A Bomb calorimeter. - Bomb calorimeters are usually used to attempt to ensure complete combustion of the sample, as they use a large volume of water as a heat sink for insulation, with a stirring rod to keep the water temperature homogeneous. Heat loss however cannot be fully eradicated - Bomb calorimeters cannot withstand reactions which liberate more than a set amount of energy, thus limiting the amount of sample that can be used - Accurate experimentation must also calculate the heat capacity of the reaction vessel, and their thermal conductivity, as heat liberated by the reaction is also absorbed by the calorimeter Reference list http://www.eoearth.org/article/Thermal_pollution?topic=49471 http://www.pollutionissues.com/Te-Un/Thermal-Pollution.html http://www.join2green.com/ThermalPollution.aspx http://www.chem.duke.edu/~bonk/EnvSupp/Chp10/Chp10.html http://www.ehow.com/info_8290898_calorimeter-its-limitations.html http://www.scribd.com/doc/27259289/Introduction-to-Bomb-Calorimetry http://abundantbrain.com/2010/05/is-a-calorie-a-calorie/ Jacaranda HSC science : preliminary course by Geoffrey Thickett ...read more.

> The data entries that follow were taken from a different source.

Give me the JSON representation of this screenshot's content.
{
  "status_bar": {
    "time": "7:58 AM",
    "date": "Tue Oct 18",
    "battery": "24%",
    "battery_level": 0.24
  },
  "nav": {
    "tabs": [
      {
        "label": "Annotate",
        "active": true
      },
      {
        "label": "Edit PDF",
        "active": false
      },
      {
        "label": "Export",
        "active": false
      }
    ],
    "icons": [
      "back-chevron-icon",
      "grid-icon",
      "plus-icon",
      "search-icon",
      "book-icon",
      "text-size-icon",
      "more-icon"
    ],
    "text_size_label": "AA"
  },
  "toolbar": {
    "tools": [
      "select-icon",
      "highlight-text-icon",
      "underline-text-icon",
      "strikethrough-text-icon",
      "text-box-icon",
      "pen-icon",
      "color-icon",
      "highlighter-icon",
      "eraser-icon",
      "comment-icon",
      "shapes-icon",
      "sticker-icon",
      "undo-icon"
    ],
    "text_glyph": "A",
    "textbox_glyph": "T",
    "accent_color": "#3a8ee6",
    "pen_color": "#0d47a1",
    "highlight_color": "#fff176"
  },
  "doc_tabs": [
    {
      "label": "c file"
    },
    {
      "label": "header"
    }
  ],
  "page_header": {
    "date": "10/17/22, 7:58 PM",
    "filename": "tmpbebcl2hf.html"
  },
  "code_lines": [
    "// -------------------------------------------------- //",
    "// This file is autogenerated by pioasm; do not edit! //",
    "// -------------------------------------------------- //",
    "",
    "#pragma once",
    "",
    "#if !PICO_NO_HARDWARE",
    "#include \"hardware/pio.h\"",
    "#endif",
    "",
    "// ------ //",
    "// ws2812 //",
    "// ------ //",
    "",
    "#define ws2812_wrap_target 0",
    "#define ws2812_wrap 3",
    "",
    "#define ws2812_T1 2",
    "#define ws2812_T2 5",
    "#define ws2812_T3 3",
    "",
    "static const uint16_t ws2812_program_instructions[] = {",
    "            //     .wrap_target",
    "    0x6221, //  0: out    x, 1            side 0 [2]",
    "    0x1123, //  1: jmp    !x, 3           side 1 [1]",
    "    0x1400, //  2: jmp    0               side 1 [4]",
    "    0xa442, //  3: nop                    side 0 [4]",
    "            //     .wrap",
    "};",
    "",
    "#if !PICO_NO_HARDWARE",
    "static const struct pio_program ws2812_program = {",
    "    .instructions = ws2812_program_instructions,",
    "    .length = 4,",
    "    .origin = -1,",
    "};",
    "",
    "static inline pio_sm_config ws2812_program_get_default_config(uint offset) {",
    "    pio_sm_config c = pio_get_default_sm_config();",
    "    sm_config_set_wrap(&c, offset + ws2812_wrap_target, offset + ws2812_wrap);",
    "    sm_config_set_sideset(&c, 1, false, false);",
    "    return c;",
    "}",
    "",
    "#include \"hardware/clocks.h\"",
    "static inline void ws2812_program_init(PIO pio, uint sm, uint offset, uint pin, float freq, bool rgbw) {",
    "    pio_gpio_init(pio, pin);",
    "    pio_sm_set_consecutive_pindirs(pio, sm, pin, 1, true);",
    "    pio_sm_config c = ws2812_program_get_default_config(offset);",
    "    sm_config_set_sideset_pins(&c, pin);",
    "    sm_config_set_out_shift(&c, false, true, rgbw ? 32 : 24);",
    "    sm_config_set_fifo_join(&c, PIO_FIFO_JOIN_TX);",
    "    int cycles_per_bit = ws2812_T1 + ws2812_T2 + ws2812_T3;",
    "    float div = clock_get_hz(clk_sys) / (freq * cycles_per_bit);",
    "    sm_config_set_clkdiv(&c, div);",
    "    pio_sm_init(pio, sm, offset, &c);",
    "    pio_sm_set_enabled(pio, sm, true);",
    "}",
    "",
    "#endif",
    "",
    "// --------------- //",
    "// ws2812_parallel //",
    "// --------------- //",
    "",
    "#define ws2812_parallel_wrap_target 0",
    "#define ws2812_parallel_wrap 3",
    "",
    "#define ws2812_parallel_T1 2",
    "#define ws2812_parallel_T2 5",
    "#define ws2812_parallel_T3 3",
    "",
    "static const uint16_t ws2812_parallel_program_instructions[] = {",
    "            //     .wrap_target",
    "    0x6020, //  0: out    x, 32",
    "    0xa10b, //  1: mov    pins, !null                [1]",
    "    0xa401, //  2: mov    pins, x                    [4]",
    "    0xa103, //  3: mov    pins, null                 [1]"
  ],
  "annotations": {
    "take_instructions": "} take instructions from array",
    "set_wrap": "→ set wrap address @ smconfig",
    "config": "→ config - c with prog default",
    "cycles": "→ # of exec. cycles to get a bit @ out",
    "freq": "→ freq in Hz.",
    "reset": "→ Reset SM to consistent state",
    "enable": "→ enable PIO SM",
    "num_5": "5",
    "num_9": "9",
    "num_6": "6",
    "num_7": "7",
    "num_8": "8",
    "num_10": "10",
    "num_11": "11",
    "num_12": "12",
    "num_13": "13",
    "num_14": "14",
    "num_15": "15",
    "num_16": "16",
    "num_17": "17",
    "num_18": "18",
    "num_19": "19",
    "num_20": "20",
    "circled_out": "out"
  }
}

The above preview is unformatted text

This student written piece of work is one of many that can be found in our GCSE Living Things in their Environment section.

Found what you're looking for?

  • Start learning 29% faster today
  • 150,000+ documents available
  • Just £6.99 a month

Not the one? Search for your essay title...
  • Join over 1.2 million students every month
  • Accelerate your learning by 29%
  • Unlimited access from just £6.99 per month

See related essaysSee related essays

Related GCSE Living Things in their Environment essays

  1. Science Chemistry Casestudy

    Childhood brain cancer has also been linked to the use of some pesticides. Symptoms of short-term exposure to pesticides include: dizziness, vomitting and nausea, headaches, difficulty sleeping, skin rashes, muscle twitches and pain, flu-like fever and breathing difficulties. Exposure to a high concentration of pesticides could result to death.

  2. Air Pollution

    Many gasses are produced naturally by many processes that take place on earth. The table below shows figures for gas production. Gas Source Amount produced per year in the world (millions of tonnes) Carbon Monoxide (CO) forest fires, biological processes 2000 Sulphur Dioxide (SO2)

  1. Does life exist on other planets?

    Planets Planets offer a possibility of life; they usually contain an atmosphere and depending on how it was formed, what it was formed from and how closes is it to its nearest star, it could provide water, heat, and possible nutrients.

  2. An Investigation into the water quality of the River Banwell in

    Non-point sources are indirectly deposited in the river for example, if fertilisers are put down on a field in wet weather the fertiliser will be washed into the water body by a process called run off. * Non-point source This way of polluting is associated with rain events.

  1. Students at Solano Community College often conduct studies of freshwater macroinvertebrates in Suisun Creek ...

    After reading up on their report, I found out that they found more conductivity in one body of water than the other due to one of the locations having easy access to minerals or materials that pollute the water. Therefore, my hypothesis is to compare and contrast the biodiversity of

  2. The comparison of bacterial content in a range of milks.

    Exposure to exterior bacteria-results in contamination and inaccuracies. To prevent this the samples must be kept well away from possible sources of contamination-e.g food products or yeasts (that could increase the bacterial growth) etc. Also, it would be a good idea to wash your hands before each experiment, to eliminate contamination when handling the equipment.

  • Over 160,000 pieces
    of student written work
  • Annotated by
    experienced teachers
  • Ideas and feedback to
    improve your own work